BATOCHE. In 1872, Xavier Letendre dit Batoche founded a village at this site where Métis freighters crossed the South Saskatchewan River. About 50 families had claimed the river lots in the area by 1884. Widespread anxiety regarding land claims and a changing economy provoked a resistance against the Canadian Government. Here, 300 Métis and Indians led by Louis Riel and Gabriel Dumont fought a force of 800 men commanded by Major-General Middleton between May 9 and 12, 1885. The resistance failed but the battle did not mean the end of the community of Batoche.

Historic Sites and Monuments board of Canada. Government of Canada [2]

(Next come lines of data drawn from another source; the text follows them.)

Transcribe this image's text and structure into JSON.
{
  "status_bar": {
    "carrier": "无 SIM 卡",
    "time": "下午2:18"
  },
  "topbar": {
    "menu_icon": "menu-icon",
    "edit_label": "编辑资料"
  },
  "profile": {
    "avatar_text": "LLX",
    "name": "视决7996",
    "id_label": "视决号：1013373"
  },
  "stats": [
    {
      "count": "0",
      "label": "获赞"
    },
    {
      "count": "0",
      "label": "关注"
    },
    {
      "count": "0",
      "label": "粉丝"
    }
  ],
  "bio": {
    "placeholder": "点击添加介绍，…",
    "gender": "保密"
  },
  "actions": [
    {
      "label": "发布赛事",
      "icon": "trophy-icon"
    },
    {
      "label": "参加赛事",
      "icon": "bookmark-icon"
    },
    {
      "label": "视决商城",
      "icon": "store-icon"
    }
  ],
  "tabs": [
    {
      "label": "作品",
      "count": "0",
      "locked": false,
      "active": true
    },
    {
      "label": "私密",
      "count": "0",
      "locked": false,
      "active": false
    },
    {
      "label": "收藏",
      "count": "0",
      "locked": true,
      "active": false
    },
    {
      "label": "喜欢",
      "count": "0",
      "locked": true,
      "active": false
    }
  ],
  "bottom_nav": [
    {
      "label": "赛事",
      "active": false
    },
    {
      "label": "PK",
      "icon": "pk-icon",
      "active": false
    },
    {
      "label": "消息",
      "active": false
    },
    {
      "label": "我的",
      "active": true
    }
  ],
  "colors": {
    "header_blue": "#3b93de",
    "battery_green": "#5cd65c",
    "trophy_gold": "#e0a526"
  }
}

Batoche, where the Métis Provisional Government had been formed, has been declared a National Historic Site. Batoche marks the site of Gabriel Dumont's grave site, Albert Caron’s House, Batoche school, Batoche cemetery, Letendre store, Gabriels river crossing, Gardepy's crossing, Batoche crossing, St. Antoine de Padoue Church, Métis rifle pits, and RNWMP battle camp.[3][4]

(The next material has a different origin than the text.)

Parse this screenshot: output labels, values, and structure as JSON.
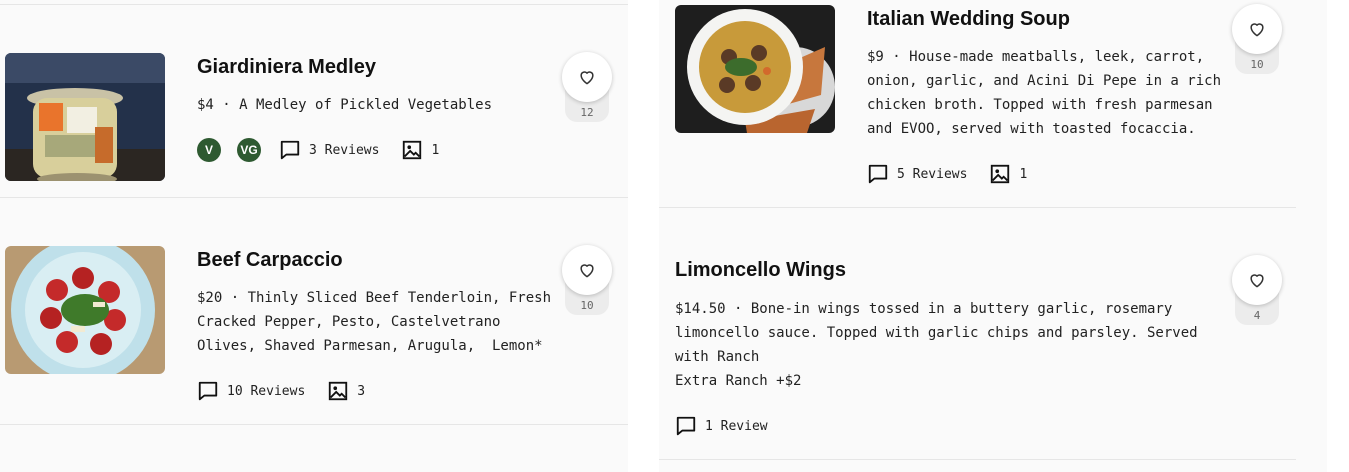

In the spring of 2008, Tourism, Parks, Culture and Sport Minister Christine Tell proclaimed in Duck lake, that "the 125th commemoration, in 2010, of the 1885 Northwest Resistance is an excellent opportunity to tell the story of the prairie Métis and First Nations peoples' struggle with Government forces and how it has shaped Canada today."[5]

See also[edit]

References[edit]

  1. ^ "Louis Riel: A Brief Chronology" (PDF). Archived from the original (PDF) on 2007-10-25. Retrieved 2007-09-24.
  2. ^ Historic Sites and Monuments board of Canada. Government of Canada (21 Nov 2004). "Welcome To Saskatoon, Saskatchewan Region Gen Web Batoche / Fish Creek Photo Gallery". Saskatoon Gen Web. online by Julia Adamson. Retrieved 2009-09-20.
  3. ^ "Batoche The Virtual Museum of Métis History and Culture". Gabriel Dumont Institute of Native Studies and Applied Research. Retrieved 2009-09-20.
  4. ^ "Parks Canada Batoche National Historic Site of Canada". Government of Canada. 2009-06-22. Retrieved 2009-09-20.
  5. ^ "Tourism agencies to celebrate the 125th anniversary of the Northwest Resistance/Rebellion". Home/About Government/News Releases/June 2008. Government of Saskatchewan. June 7, 2008. Archived from the original on October 21, 2009. Retrieved 2009-09-20.

External links[edit]